The Patriots are coming, the Patriots are coming! The New England Patriots professional football team recently sued StubHub, an online company that facilitates the resale of event tickets. The Pats are even mounting a Tom Brady-like offensive against some of its biggest fans – season ticket holders.

But who are the true “Patriots” here? Aren’t they the fans that just want the freedom to buy game tickets for their favorite team (or sell them if they can’t attend)?
E-commerce websites like StubHub help these buyers and sellers.

Gone are the days of having to go to the event and purchase a ticket from some gruff, shady character. StubHub and eBay offer a safe (and often guaranteed) experience for buying and selling tickets. But in case you haven’t noticed, venues and teams will often prevent these resales – just look at the small–print restrictions on the back of the next game ticket you see.

Most consumers don’t know that teams won’t let them sell their tickets to others – even to friends and family. Some states have laws that regulate scalping, but even these are mostly ignored by law enforcement officials that have greater priorities.

I testified on New York‘s ticket scalping law at a hearing before the state’s Consumer Protection Board. In New York, the market for event tickets is a morass of complexity and corruption, and cries out for the kind of competition and transparency that e-commerce can provide. In 1999, state Attorney General Elliott Spitzer shined a bright light on the shady underground market in New York City, where most high-demand theater and concert tickets are diverted by industry insiders using “corrupt” and “unfair” methods. Based on the Attorney General report, New York’s legislature liberalized the ticket scalping laws last year, making it legal (at last) for you to sell your ticket at up to 45% over face value.

E-commerce makes the secondary market for tickets more transparent. And that’s likely one reason why teams themselves have created a website for reselling tickets. The Patriots have a ticket exchange site here.

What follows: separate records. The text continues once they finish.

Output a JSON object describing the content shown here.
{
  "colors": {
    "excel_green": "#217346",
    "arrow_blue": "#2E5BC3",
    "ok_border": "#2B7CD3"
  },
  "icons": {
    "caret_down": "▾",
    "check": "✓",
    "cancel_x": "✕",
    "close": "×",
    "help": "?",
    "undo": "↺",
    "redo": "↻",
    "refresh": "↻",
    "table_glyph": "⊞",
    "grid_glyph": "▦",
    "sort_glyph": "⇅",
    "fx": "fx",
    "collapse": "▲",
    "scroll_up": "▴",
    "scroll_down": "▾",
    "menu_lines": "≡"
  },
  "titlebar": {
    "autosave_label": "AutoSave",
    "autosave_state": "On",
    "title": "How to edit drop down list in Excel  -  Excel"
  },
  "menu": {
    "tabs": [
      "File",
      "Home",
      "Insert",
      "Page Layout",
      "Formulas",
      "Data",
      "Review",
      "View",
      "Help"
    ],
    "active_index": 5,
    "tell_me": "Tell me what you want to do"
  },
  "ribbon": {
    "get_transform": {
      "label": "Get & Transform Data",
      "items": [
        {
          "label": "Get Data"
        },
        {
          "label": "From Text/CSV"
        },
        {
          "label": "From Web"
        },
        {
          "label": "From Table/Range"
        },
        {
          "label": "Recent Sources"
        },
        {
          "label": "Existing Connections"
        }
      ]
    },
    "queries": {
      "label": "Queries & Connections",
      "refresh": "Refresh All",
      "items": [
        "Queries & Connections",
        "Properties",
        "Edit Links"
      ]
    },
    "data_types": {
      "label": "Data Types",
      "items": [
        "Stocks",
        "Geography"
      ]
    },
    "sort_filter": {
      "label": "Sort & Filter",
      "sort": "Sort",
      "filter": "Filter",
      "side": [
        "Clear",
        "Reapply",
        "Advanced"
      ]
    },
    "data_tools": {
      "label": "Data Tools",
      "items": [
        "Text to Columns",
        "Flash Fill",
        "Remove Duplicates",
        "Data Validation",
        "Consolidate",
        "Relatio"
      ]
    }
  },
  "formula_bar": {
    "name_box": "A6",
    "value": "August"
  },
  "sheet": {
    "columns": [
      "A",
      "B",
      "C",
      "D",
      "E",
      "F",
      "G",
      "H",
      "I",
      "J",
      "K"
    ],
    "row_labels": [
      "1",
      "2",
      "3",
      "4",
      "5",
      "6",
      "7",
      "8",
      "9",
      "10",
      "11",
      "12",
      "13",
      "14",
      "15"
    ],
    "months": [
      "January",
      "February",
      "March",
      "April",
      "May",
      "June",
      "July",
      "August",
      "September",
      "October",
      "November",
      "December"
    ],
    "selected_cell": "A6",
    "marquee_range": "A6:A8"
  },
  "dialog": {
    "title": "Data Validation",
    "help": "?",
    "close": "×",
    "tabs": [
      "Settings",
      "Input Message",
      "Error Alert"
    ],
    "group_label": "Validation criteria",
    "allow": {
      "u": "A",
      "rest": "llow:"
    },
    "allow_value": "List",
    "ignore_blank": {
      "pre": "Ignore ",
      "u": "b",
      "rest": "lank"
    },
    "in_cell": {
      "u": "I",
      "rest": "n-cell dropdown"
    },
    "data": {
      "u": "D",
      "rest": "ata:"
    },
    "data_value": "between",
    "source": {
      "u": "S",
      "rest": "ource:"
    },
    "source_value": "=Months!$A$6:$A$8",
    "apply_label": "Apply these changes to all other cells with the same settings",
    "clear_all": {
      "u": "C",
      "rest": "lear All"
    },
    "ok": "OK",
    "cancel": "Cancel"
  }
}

Creating an online ticket exchange for the resale of your own tickets is also good for business. The team forces its fans to use only its exchange, and allows for only one price – face value. A rule setting face value may seem egalitarian until you read – again in fine print – that the Patriots take ten percent of the ticket price as its cut for
requiring fans to use its site to resell tickets. As a result, fans can’t even recoup all of their costs.

It’s time to embrace an open market for ticket reselling. At the hearing in New York, I recall Jeff Fluhr, StubHub’s CEO, citing stats showing that an open market is the true egalitarian force for consumers of sporting events, theater and concerts. On the StubHub website, tickets for some events sell for more than face value, while others sell for less. Overall, most ticket prices sell below the total purchase cost, which includes the price of the ticket plus those “convenience” fees we all hate to pay.

It’s easy to see then why the Patriots are against open-market exchanges like StubHub. If the Patriots were to have a really bad season, they wouldn’t be able to command $500 for a family of four that sits in the lower level. But if the Patriots are sacking fans with high face value prices, the team shouldn’t simultaneously be preventing them from using competing ticket exchanges. This practice should draw flag for a blatant “holding” penalty. And it’s not StubHub that should be penalized – it’s the Patriots.